# Thread: flux using divergence theorem

1. ## flux using divergence theorem

Let W be the solid bounded by the paraboloid $\displaystyle x = y^2 + z^2$ and the plane x = 9. Let $\displaystyle \vec{F} = 5x\vec{i} + y\vec{j} + z\vec{k}$. I know the divF is 7 here.. but after that I will need to multiply this by the volume of the region bounded above to get the flux.. am I right?

2. Originally Posted by TheRekz
Let W be the solid bounded by the paraboloid $\displaystyle x = y^2 + z^2$ and the plane x = 9. Let $\displaystyle \vec{F} = 5x\vec{i} + y\vec{j} + z\vec{k}$. I know that $\displaystyle div(\vec{F})=7$ here.. but after that I will need to multiply this by the volume of the region bounded above to get the flux.. am I right?
Yes, you want to integrate $\displaystyle \int\int\int 7\,dV$.
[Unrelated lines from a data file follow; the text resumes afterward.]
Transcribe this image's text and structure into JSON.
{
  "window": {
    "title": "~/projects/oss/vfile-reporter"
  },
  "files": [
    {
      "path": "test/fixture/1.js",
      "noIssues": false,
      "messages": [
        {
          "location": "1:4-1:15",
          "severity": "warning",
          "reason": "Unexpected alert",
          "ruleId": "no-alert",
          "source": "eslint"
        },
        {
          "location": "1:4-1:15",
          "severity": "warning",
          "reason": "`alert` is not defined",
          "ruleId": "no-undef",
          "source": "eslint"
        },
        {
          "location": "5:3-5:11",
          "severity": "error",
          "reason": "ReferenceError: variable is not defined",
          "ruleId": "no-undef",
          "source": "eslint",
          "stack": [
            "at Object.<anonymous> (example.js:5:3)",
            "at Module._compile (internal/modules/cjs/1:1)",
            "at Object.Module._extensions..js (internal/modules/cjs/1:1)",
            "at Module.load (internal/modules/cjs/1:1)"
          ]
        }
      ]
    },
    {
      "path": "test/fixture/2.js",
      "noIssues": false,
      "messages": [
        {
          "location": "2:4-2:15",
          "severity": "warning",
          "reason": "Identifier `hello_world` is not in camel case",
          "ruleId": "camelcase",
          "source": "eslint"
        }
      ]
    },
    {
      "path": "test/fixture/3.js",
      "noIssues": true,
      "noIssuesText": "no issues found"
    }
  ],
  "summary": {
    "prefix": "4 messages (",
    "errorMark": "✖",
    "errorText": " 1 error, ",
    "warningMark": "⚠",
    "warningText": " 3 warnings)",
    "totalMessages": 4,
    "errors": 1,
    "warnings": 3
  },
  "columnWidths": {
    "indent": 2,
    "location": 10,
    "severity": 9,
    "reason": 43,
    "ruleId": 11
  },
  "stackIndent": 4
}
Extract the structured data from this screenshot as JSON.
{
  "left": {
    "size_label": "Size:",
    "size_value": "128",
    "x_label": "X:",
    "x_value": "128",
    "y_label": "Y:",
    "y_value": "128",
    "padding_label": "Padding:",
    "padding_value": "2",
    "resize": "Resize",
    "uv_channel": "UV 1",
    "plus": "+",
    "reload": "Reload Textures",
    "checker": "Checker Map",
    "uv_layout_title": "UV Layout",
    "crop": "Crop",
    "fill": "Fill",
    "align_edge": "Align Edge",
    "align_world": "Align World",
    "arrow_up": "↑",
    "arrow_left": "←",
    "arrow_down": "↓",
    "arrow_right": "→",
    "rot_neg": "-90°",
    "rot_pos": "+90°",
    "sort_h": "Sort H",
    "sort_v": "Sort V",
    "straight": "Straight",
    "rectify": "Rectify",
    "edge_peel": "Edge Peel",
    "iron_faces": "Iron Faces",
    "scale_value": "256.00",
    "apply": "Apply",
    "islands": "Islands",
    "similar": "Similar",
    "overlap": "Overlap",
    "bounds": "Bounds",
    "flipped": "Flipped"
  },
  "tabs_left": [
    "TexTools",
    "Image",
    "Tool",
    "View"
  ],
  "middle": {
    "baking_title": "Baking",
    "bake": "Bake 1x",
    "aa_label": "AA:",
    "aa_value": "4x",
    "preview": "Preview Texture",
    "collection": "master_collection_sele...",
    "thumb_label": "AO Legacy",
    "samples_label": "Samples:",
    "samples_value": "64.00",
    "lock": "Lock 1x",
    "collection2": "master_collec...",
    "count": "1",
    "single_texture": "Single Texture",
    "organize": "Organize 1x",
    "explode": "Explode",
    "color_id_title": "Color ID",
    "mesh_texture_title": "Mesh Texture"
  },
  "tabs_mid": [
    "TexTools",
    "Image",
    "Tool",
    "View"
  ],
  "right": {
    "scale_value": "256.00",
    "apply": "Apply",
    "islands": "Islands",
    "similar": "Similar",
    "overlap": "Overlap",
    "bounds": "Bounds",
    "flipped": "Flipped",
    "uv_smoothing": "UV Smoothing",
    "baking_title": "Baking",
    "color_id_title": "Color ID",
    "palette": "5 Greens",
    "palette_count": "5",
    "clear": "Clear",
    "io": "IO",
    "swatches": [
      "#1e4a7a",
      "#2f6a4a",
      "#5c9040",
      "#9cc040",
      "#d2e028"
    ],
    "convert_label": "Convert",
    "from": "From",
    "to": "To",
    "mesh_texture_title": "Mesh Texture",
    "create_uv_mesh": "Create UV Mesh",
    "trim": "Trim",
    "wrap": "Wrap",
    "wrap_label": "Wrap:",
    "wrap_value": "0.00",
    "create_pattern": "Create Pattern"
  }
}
I would use cylindrical coordinates (note that I'm using x where one would traditionally use z):
$\displaystyle x=x$
$\displaystyle r^2=y^2+z^2$
$\displaystyle dV=r\,dx\,dr\,d\theta$

So your volume is bounded by $\displaystyle x=r^2$ and $\displaystyle x=9$

$\displaystyle \theta=0..2\pi$
$\displaystyle r=0..3$
$\displaystyle x=r^2..9$

$\displaystyle 7\int_0^{2\pi}\int_0^3\int_{r^2}^9 r\,dx\,dr\,d\theta$

Spoiler:
Inner integral: $\displaystyle \left[rx\right]_{r^2}^9 = 9r-r^3$

Now you have $\displaystyle 7\int_0^{2\pi}\int_0^3 9r-r^3\,dr\,d\theta$

Middle integral: $\displaystyle \left[\frac{9r^2}{2}-\frac{r^4}{4}\right]_0^3 = \frac{81}{2}-\frac{81}{4} = \frac{81}{4}$

Now you have $\displaystyle \frac{7\cdot 81}{4}\int_0^{2\pi}\,d\theta = \frac{2\pi\cdot 7\cdot 81}{4} = \frac{567\pi}{2}$

PS: The closing tag for LaTeX is "[/tex]", not "[\math]".

3. hey thanks for that, what if it asks:

Let S1 be the paraboloid surface oriented in the negative x direction, what is the flux through S1?